  • Padlet web/iOS/Android- Online sticky note board with beautiful templates and backgrounds.  Include links, images, video, text (160 characters) and audio as well as change the size and color of your fonts. Has various background options and other attractive options. It’s embeddable as well. Drag and drop files. Print as pdf and offline.
  • Popplet web/iOS App- The browser tool provides collaborative mindmapping. Students can support text with images from Flickr or Youtube videos. They can upload their own images or draw on their iPads. Embeddable.
  • Google Drive for all devices- I can document all events offline and it automatically updates when I get an Internet connection. Integrate with apps to do more. Test out the Research tool that shows students different resources with the MLA, APA, or Chicago citation.
  • Evernote web/iOS/Android- take notes, draw, add audio and tag, categorize, and search your notes. Use the app offline and it will update the notes when you get an Internet connection. With Postach.io you can automatically publish the notes you add to a specified folder as a blog.
  • Skitch iOS- annotate images and websites with capturing and doodle and text tools.
  • Diigo web/iOS/Android- bookmark, categorize, join groups, bookmark on other social networks using hashtags, annotate websites, add sticky notes and highlight text.
  • Lucid Chart web/iPad app- Collaborate with others and create flow charts, concept maps, and more. Drag and drop options. Add text. Send as a pdf or image.
  • Inkflow iOS app- Sketch & write ideas then move them around and organize them.
  • PenUltimate iPad app- Draw & write on notebook paper on your iPad. The writing becomes searchable, stored, and categorized with Evernote.
  • EduCreations web/iPad app- Interactive whiteboard and screen recording app. Ability to include images taken and from the web and narrate with audio. Create a 9 minute video that can be edited and embedded. Students can record their note-taking to playback later in case they want to revisit ideas they voiced.
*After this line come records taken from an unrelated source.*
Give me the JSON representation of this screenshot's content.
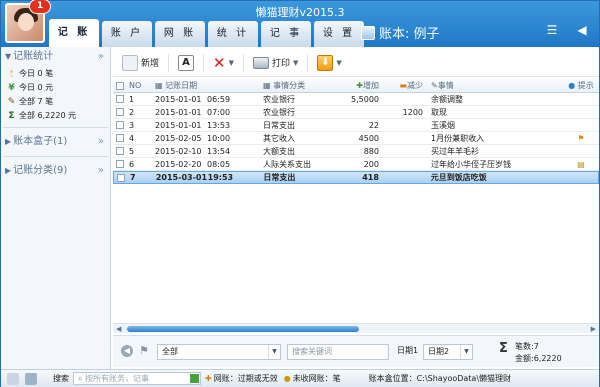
{
  "window": {
    "title": "懒猫理财v2015.3",
    "badge_count": "1"
  },
  "tabs": [
    "记 账",
    "账 户",
    "网 账",
    "统 计",
    "记 事",
    "设 置"
  ],
  "account_label": "账本: 例子",
  "sidebar": {
    "stats_title": "记账统计",
    "stats": [
      {
        "icon": "🕯",
        "label": "今日 0 笔"
      },
      {
        "icon": "¥",
        "label": "今日 0 元"
      },
      {
        "icon": "✎",
        "label": "全部 7 笔"
      },
      {
        "icon": "Σ",
        "label": "全部 6,2220 元"
      }
    ],
    "box_title": "账本盒子(1)",
    "cat_title": "记账分类(9)"
  },
  "toolbar": {
    "new": "新增",
    "print": "打印"
  },
  "columns": [
    "NO",
    "记账日期",
    "事情分类",
    "增加",
    "减少",
    "事情",
    "提示"
  ],
  "rows": [
    {
      "no": "1",
      "date": "2015-01-01",
      "time": "06:59",
      "cat": "农业银行",
      "inc": "5,5000",
      "dec": "",
      "desc": "余额调整",
      "hint": ""
    },
    {
      "no": "2",
      "date": "2015-01-01",
      "time": "07:00",
      "cat": "农业银行",
      "inc": "",
      "dec": "1200",
      "desc": "取现",
      "hint": ""
    },
    {
      "no": "3",
      "date": "2015-01-01",
      "time": "13:53",
      "cat": "日常支出",
      "inc": "22",
      "dec": "",
      "desc": "玉溪烟",
      "hint": ""
    },
    {
      "no": "4",
      "date": "2015-02-05",
      "time": "10:00",
      "cat": "其它收入",
      "inc": "4500",
      "dec": "",
      "desc": "1月份兼职收入",
      "hint": "flag"
    },
    {
      "no": "5",
      "date": "2015-02-10",
      "time": "13:54",
      "cat": "大额支出",
      "inc": "880",
      "dec": "",
      "desc": "买过年羊毛衫",
      "hint": ""
    },
    {
      "no": "6",
      "date": "2015-02-20",
      "time": "08:05",
      "cat": "人际关系支出",
      "inc": "200",
      "dec": "",
      "desc": "过年给小华侄子压岁钱",
      "hint": "note"
    },
    {
      "no": "7",
      "date": "2015-03-01",
      "time": "19:53",
      "cat": "日常支出",
      "inc": "418",
      "dec": "",
      "desc": "元旦到饭店吃饭",
      "hint": ""
    }
  ],
  "filter": {
    "scope": "全部",
    "keyword_placeholder": "搜索关键词",
    "date1": "日期1",
    "date2": "日期2",
    "count": "笔数:7",
    "total": "金额:6,2220"
  },
  "status": {
    "search_label": "搜索",
    "search_placeholder": "按所有账务，记事",
    "net": "网账：过期或无效",
    "unrecv": "未收网账：笔",
    "location": "账本盒位置：C:\\ShayooData\\懒猫理财"
  }
}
Challenge:

Get students to create visual notes for a test or essay.

If you enjoyed these ideas, you may want to get your copy of The 30 Goals for Teachers or my $5.99 ebook, Learning to Go, which has digital/mobile activities for any device and editable/printable handouts and rubrics. Subscribe for FREE to receive regular updates!

Bookmarks
Notetaking, by shellyterrell
Included in the Digital Ideas Advent Calendar! Scroll the image below and each day discover free web tools, apps, and resources.

Bookmark and Share

Read More